On the point of what did I do today, I'm only half way through it but I'm starting tomato seeds, planting some peas, building soil circles around fruit trees where I'm planting strawberries, planting some more asparagus, lettuce, spinach and going into a beehive and perhaps splitting it. I'm sure it is close to swarming.
CC, I totally agree with you. My mother started gardening flowers. Then progressed to vegie gardens, and I learned from her a bit here and there. No animals beyond dogs and cats and pet rabbitsl Had to go off to college to see livestock.lol Felt like a dunce compared to the other students that grew up on farms. I was lightyears behind.
We live in a rush rush modern world and do not have time to sit and ponder and think and think and think......... there is great value in farming life as you cannot rush the process, and it needs tending on a daily basis..... and their is time to think when doing the mundane like cleaning a horse stall or weeding a garden. ANd time to talk.....without a TV, radio or other electronics to distract a person.
I often ponder the negative effects of yanking the third world countries into the modern era......the loss of farming, respect of the land, and loss of ones"neighbors."

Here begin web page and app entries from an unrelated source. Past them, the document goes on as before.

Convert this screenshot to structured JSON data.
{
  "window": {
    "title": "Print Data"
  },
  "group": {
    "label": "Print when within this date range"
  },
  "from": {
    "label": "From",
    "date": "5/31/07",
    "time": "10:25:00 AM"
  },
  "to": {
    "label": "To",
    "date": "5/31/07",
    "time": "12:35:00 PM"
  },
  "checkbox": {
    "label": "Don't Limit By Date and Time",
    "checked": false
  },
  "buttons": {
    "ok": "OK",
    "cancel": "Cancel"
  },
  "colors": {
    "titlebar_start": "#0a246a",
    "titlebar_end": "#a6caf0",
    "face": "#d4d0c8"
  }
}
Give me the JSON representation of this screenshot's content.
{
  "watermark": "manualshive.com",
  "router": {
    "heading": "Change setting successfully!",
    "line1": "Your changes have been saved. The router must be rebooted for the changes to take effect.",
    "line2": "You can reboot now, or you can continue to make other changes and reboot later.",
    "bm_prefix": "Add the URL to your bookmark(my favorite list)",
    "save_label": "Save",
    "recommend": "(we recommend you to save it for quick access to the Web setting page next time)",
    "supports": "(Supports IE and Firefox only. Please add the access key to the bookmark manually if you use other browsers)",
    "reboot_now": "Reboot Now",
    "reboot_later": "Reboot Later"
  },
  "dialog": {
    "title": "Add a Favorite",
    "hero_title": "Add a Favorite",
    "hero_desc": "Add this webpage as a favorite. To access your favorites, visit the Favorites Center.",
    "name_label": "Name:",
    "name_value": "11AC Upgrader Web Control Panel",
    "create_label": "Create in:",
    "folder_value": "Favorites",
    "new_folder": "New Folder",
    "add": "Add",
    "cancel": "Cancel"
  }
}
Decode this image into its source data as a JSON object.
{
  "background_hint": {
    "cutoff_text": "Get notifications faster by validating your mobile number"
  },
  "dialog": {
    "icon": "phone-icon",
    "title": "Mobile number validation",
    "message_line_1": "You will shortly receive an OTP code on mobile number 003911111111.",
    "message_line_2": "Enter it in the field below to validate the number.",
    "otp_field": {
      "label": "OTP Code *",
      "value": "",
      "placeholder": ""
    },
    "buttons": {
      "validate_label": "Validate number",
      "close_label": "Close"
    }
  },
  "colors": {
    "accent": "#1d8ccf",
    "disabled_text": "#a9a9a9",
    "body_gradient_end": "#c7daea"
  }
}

Originally Posted by lazy gardener
I agree with you GN. and CC. The average person who goes to work, comes home, vegges in front of the tube, only to get up and do it all over again misses so much of the rhythms of life, and the pleasure that those rhythms and patterns create. How many folks get excited to see snow fleas? How many folks even know what a snow flea is, or have taken the time to inspect the little black specks on late winter snow to see that they are actually tiny little insects that hop around? How many folks can stop in the lawn, and pick a bouquet of 4 leaf clovers, without hardly having to look for them? How many folks can see the flower within a flower, and appreciate the infinite beauty of that perfect little blossom? And how many folks get infinite smiles every day and every hour over those little tidbits of God's creation? Call me a simpleton! I'll sit here, and marvel at the joys and thrills that unfold outside my back door, and be thankful for every moment I have to spend out there. And, enjoying those pleasures, I believe gives me a greater awareness of the rest of the stuff that makes up my world. Enjoyment of the intricacies of human nature, when I do have to do the "go to work" thing!
You are not a simpleton, but found the real value of living. ANd you are teaching that to your children.
I'm working with my kids this summer to start a mock business using a farm stand as the model. Oldest was quick to claim the book keeper job and rushed off to make 4 spread sheets on excel. Didn't even know he knew how to use that program. Guess school has taught him something. THat was yesterday. Today he comes home to tell me about a computer program that helps identify likely jobs he would be interested in.......accounting!!!! Ive been trying to tell him that for weeks..... engineering isn't the only math oriented career. rofl THough with the interest rates he charges me on loans, he should be a loan shark. lol
Edited by Arielle - 4/8/16 at 5:22pm